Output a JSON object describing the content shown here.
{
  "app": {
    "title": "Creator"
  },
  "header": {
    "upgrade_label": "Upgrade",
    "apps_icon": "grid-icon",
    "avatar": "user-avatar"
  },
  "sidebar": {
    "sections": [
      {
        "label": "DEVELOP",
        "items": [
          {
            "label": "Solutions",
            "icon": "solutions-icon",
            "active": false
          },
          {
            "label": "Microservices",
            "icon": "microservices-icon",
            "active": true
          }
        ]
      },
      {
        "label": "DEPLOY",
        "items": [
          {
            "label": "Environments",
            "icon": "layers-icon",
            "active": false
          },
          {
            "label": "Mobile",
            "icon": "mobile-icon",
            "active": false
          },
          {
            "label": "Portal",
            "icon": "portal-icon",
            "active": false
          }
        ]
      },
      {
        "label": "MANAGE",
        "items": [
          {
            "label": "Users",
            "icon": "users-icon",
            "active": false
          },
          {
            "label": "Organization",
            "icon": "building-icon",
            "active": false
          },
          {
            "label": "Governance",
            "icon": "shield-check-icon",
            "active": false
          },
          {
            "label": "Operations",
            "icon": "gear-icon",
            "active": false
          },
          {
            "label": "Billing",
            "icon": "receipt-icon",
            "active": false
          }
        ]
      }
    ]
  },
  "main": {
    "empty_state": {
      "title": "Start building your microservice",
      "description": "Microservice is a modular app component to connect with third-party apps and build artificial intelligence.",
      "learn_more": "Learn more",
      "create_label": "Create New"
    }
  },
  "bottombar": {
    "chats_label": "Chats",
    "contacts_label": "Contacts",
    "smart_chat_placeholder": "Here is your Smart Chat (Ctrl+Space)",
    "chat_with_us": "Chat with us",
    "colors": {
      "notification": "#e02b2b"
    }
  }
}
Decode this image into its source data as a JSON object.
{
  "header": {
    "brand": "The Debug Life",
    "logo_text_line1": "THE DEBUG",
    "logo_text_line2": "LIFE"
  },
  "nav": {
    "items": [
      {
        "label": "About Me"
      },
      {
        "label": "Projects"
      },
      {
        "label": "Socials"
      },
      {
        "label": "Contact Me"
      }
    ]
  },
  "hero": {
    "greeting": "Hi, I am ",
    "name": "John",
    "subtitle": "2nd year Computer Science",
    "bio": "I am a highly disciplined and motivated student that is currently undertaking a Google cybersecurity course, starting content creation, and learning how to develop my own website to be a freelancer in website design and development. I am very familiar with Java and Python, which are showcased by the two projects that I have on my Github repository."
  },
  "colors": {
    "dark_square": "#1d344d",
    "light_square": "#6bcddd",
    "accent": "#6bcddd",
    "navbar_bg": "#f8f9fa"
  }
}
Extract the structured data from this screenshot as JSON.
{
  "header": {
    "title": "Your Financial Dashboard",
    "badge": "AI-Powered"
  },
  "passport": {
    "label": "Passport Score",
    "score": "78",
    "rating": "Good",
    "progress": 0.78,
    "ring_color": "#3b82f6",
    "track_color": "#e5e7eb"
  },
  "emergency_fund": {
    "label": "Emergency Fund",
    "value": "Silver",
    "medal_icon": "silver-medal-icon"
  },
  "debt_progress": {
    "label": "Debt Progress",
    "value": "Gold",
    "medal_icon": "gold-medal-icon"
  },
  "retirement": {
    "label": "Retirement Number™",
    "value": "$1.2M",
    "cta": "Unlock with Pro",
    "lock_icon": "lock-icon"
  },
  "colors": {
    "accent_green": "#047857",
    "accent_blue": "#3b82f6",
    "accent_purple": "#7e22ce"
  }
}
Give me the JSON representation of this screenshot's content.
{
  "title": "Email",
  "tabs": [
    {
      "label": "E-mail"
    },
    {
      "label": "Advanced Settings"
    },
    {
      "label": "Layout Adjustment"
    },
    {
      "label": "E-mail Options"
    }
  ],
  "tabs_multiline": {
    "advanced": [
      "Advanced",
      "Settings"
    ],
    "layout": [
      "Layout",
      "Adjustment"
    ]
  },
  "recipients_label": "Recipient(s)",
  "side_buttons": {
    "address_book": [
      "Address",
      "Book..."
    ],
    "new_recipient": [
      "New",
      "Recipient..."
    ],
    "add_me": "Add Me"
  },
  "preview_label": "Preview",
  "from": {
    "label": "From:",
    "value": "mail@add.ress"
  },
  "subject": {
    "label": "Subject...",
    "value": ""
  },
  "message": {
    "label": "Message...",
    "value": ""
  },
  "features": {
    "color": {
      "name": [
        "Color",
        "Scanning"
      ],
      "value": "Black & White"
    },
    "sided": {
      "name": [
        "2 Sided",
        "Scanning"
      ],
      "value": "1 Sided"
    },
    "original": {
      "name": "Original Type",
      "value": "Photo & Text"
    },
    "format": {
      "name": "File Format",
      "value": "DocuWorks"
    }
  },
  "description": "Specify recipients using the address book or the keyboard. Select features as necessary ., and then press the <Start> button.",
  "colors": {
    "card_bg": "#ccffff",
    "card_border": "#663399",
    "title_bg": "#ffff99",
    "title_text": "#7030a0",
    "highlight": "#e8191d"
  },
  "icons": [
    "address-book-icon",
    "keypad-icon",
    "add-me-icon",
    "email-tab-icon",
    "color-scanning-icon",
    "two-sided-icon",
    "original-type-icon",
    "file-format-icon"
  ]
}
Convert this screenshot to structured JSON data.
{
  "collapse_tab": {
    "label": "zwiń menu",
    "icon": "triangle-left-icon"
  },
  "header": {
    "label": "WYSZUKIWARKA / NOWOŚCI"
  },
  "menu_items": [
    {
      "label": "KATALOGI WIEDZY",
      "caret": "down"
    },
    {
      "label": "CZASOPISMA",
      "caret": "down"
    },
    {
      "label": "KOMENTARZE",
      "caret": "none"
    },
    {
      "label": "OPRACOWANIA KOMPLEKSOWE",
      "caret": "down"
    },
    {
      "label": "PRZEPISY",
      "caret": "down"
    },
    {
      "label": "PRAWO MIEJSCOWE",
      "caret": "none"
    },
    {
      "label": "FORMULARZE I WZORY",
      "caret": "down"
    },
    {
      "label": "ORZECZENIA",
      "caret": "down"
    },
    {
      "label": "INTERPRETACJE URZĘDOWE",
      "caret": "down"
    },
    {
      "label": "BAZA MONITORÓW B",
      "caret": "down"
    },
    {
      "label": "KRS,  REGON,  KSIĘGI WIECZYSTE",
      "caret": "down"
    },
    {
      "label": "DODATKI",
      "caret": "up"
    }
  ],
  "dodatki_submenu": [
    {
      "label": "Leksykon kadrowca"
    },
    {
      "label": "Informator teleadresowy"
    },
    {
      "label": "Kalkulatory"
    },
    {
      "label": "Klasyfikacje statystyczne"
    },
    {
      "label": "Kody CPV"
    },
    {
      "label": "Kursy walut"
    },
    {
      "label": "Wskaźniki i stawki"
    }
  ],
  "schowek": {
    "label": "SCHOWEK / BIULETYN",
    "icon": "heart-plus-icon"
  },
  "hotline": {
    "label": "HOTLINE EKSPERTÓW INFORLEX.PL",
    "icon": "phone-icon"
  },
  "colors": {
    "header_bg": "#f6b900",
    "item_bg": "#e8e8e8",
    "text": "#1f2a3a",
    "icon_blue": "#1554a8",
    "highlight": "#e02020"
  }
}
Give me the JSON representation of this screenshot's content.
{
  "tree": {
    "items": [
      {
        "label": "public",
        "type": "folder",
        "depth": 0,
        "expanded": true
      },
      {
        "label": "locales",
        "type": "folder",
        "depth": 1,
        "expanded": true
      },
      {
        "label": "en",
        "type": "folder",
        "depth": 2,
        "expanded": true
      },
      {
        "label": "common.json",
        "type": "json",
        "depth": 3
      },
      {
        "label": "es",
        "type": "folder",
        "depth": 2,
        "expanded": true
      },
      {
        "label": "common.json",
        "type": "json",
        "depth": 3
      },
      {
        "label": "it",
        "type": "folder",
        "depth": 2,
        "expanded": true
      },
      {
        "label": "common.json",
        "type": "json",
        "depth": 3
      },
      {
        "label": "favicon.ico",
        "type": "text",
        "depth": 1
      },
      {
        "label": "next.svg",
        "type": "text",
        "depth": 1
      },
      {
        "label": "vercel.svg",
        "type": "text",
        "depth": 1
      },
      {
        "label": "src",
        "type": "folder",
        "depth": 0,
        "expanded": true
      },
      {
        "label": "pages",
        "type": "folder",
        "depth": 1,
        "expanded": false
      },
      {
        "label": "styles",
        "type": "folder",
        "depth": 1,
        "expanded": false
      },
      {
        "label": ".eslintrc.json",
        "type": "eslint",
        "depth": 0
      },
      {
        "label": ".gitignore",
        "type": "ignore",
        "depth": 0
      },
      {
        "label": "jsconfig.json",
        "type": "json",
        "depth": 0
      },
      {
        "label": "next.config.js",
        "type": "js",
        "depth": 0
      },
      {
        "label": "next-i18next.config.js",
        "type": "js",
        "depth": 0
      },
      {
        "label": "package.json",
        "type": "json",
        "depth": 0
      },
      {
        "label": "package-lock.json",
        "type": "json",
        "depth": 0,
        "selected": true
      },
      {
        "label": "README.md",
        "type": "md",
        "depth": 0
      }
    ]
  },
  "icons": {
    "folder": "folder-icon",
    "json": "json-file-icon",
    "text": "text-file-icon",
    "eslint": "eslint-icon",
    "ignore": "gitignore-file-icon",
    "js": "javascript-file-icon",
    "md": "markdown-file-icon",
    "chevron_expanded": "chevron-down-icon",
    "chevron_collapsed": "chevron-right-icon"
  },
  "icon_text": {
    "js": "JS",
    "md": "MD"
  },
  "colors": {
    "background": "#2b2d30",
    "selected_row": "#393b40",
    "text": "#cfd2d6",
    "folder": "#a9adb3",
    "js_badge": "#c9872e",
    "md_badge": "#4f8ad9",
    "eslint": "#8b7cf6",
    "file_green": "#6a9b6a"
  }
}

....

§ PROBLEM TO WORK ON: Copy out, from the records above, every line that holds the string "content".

§ OUTPUT OF THE TASK:
Output a JSON object describing the content shown here.
    "bio": "I am a highly disciplined and motivated student that is currently undertaking a Google cybersecurity course, starting content creation, and learning how to develop my own website to be a freelancer in website design and development. I am very familiar with Java and Python, which are showcased by the two projects that I have on my Github repository."
Give me the JSON representation of this screenshot's content.
Give me the JSON representation of this screenshot's content.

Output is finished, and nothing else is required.